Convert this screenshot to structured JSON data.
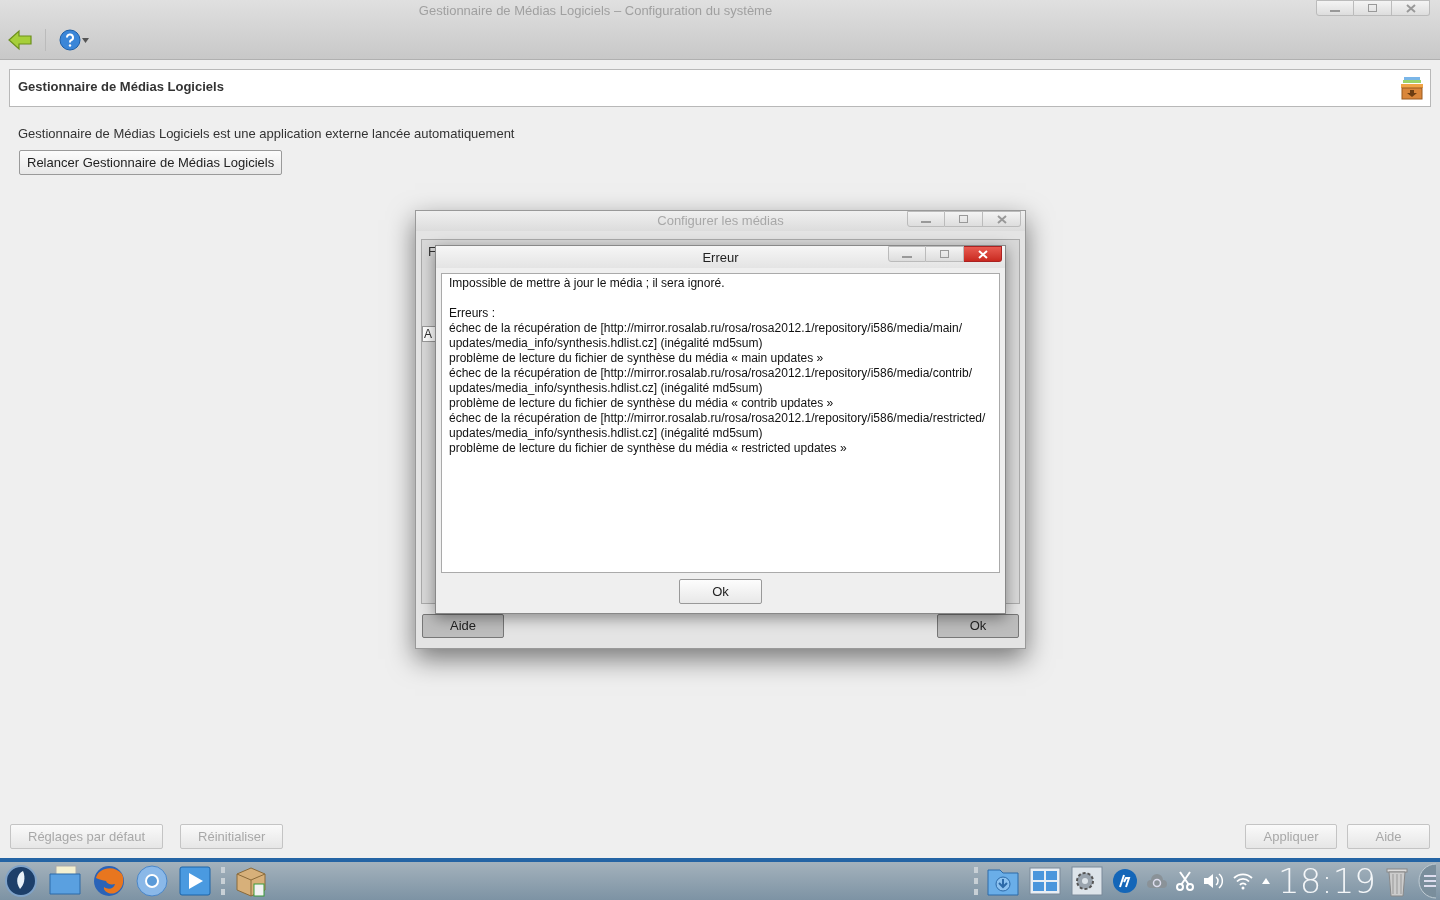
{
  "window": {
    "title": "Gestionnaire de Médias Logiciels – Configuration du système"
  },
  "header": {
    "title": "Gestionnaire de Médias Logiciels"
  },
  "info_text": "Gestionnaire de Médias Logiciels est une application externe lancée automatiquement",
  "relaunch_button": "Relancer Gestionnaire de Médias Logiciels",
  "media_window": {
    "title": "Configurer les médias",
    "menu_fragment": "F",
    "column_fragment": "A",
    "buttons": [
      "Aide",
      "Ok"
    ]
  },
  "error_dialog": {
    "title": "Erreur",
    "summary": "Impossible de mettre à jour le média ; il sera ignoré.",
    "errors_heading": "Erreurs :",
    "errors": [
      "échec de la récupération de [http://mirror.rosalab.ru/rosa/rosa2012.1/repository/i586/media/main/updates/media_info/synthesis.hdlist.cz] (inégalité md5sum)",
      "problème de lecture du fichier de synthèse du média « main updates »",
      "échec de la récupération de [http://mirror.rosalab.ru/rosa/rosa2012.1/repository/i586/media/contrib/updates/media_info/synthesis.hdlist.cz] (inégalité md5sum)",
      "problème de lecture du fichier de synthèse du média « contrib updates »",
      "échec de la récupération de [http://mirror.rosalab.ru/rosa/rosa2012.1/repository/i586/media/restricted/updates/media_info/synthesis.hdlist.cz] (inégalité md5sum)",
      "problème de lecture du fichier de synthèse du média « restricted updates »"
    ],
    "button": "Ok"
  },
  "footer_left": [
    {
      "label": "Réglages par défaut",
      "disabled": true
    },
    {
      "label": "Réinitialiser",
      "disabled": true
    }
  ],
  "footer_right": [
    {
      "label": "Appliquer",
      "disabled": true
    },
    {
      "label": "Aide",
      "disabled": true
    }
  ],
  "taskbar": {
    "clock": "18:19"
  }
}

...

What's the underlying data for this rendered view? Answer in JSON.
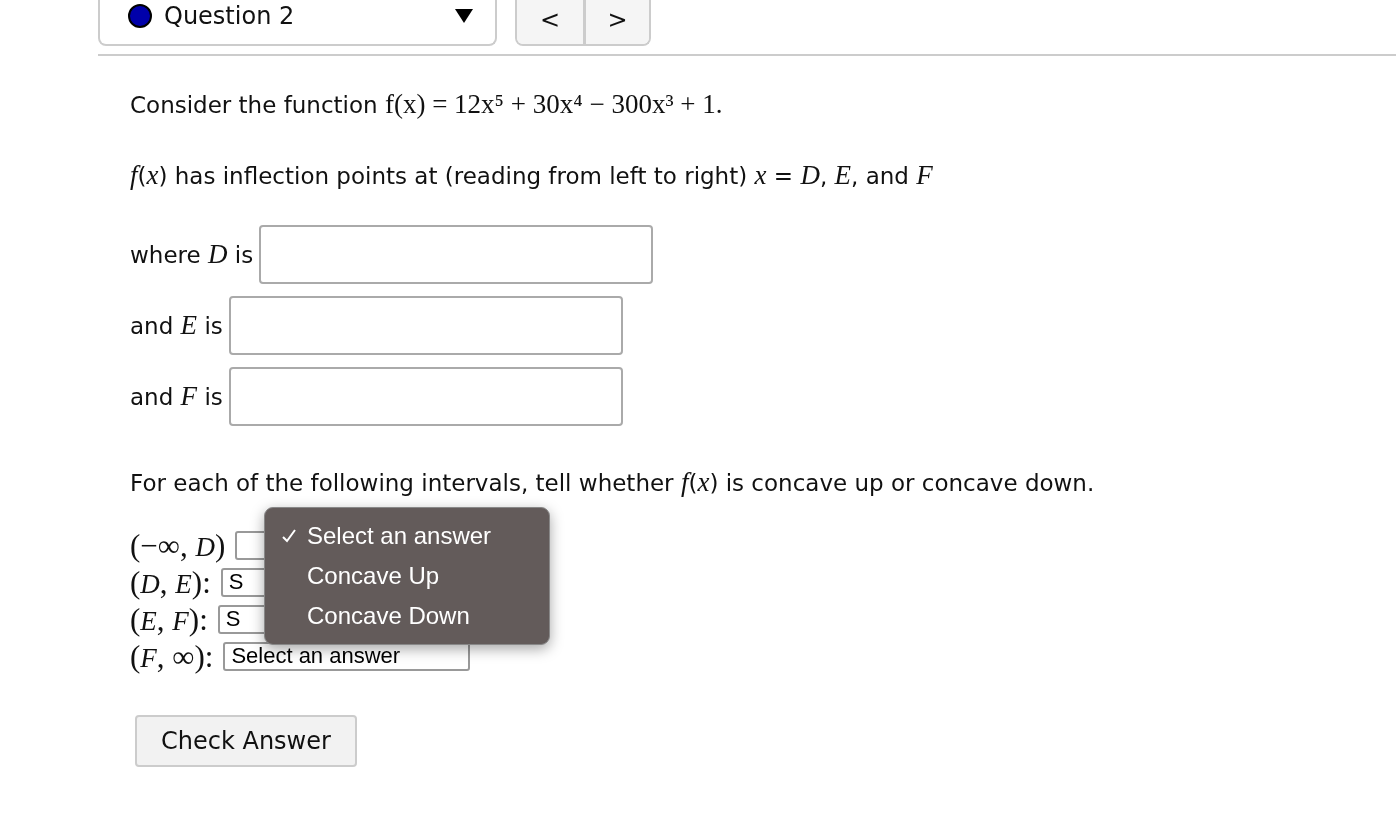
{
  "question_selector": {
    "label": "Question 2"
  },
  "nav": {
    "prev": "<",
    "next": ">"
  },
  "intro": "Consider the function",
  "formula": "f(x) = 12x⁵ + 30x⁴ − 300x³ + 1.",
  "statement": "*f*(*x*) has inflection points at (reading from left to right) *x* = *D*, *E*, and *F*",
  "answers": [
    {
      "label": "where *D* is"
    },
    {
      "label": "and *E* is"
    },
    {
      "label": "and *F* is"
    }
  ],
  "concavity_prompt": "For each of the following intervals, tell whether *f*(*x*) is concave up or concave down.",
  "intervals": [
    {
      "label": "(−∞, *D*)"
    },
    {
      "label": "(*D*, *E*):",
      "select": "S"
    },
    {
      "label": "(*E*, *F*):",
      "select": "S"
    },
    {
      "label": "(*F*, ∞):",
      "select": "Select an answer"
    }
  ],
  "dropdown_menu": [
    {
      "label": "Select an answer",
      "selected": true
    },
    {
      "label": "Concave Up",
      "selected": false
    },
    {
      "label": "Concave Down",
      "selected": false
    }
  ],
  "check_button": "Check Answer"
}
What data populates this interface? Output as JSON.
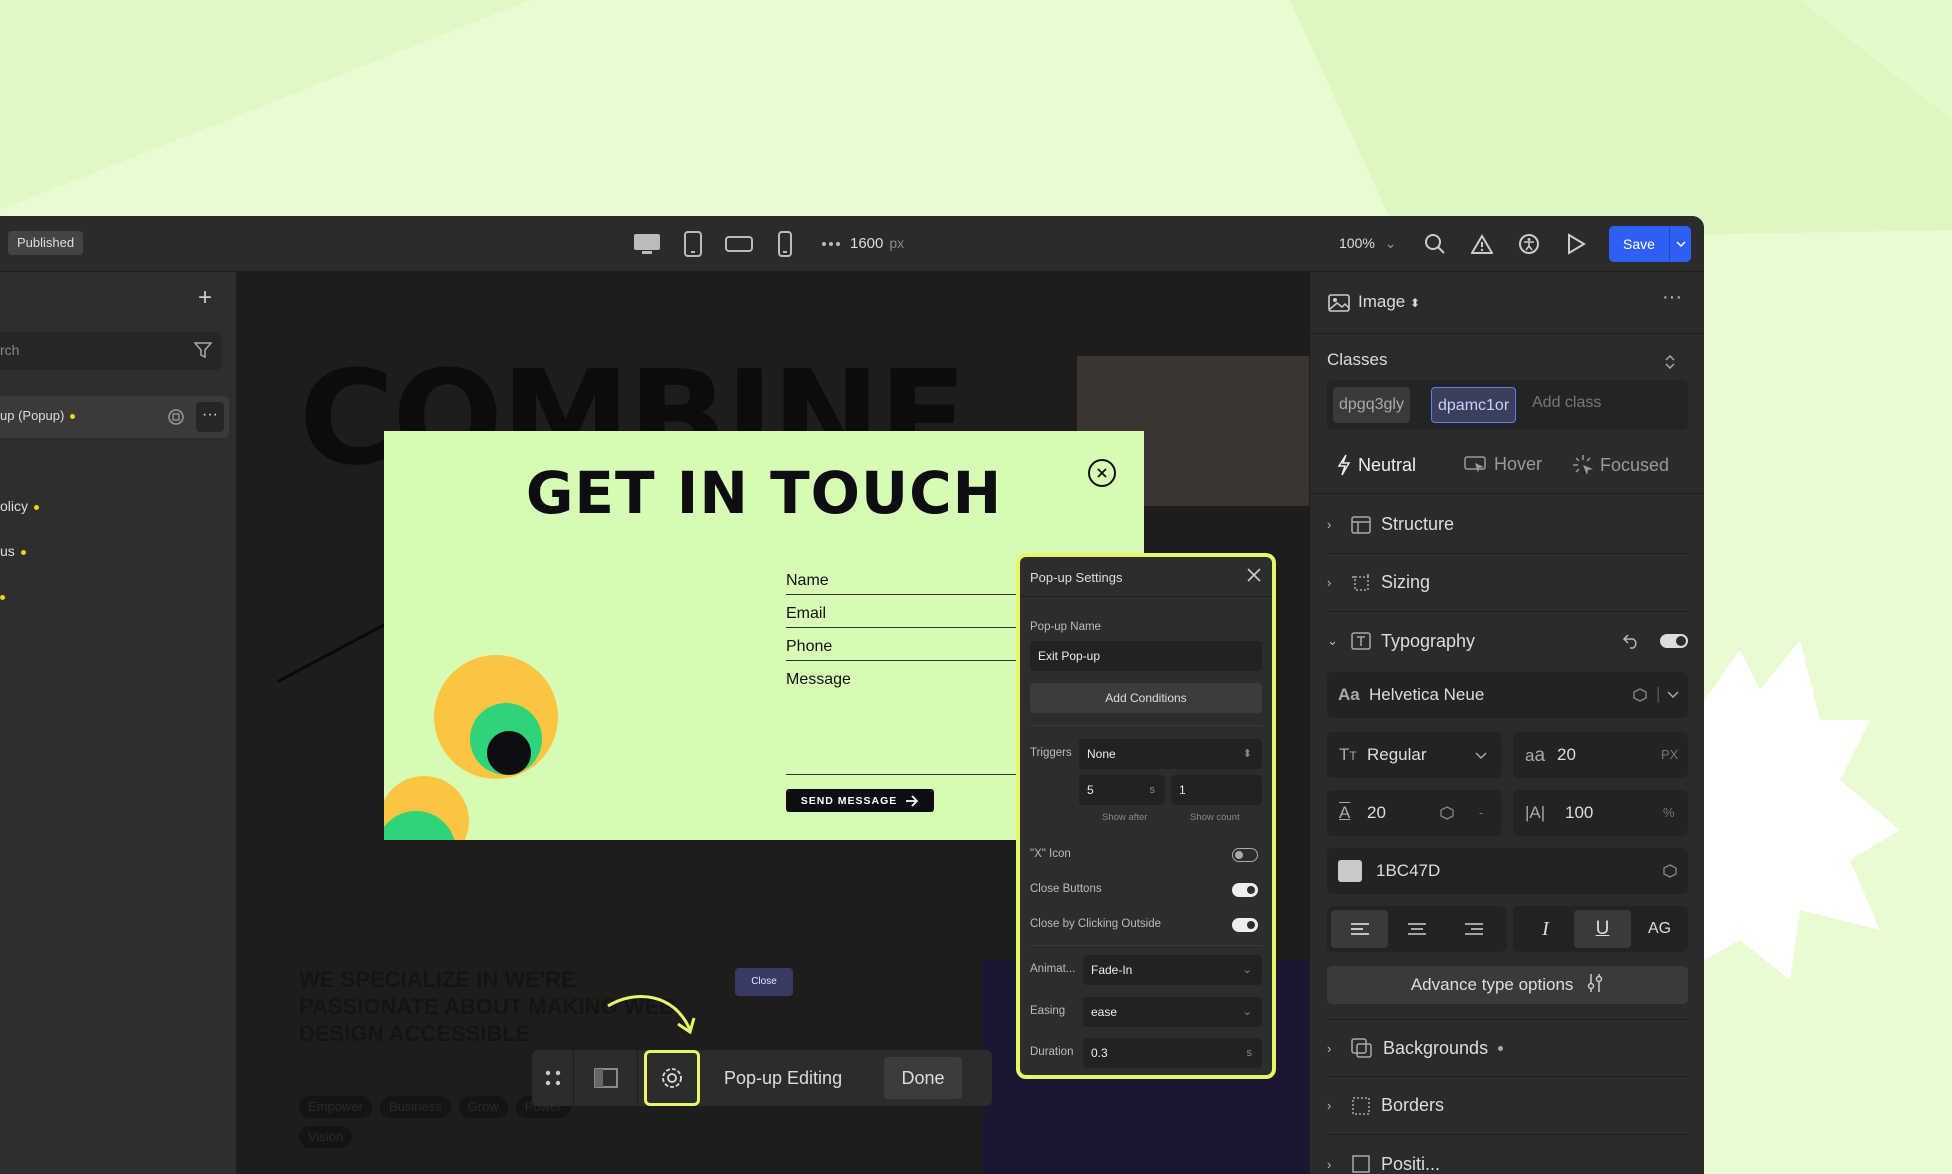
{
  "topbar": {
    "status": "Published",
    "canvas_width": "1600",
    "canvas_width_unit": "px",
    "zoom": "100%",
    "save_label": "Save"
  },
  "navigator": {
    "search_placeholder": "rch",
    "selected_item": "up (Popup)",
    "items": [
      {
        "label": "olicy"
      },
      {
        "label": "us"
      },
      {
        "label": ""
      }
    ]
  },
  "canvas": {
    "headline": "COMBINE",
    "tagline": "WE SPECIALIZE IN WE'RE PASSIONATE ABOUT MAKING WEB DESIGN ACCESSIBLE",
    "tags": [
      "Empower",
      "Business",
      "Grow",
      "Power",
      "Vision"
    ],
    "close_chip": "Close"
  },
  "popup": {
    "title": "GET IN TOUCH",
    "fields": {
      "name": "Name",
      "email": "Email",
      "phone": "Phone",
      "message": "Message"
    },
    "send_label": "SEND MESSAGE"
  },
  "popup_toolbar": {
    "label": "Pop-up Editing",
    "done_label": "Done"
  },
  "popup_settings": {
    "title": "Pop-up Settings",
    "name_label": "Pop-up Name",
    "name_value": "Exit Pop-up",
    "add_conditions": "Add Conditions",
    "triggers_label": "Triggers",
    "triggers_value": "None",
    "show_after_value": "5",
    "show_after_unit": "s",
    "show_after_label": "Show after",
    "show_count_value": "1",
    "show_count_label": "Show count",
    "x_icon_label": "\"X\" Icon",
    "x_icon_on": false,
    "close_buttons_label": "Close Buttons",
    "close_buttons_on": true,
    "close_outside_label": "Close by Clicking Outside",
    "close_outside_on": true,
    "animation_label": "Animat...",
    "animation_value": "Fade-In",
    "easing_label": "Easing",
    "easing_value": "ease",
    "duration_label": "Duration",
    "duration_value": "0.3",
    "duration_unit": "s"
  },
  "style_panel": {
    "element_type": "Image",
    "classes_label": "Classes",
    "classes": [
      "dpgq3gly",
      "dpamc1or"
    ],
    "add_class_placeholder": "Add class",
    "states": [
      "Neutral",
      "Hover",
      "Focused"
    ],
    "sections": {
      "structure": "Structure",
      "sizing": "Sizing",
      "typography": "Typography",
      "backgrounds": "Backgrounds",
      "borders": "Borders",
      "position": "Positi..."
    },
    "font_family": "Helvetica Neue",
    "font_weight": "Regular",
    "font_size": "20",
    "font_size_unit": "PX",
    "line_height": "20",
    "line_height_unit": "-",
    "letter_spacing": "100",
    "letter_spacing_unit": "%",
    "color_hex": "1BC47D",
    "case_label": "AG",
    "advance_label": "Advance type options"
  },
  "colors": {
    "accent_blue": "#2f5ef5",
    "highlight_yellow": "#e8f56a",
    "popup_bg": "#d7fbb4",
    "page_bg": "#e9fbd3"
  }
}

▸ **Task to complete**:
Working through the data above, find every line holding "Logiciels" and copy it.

▸ **Solution to this problem**:
    "title": "Gestionnaire de Médias Logiciels – Configuration du système"
    "title": "Gestionnaire de Médias Logiciels"
  "info_text": "Gestionnaire de Médias Logiciels est une application externe lancée automatiquement",
  "relaunch_button": "Relancer Gestionnaire de Médias Logiciels",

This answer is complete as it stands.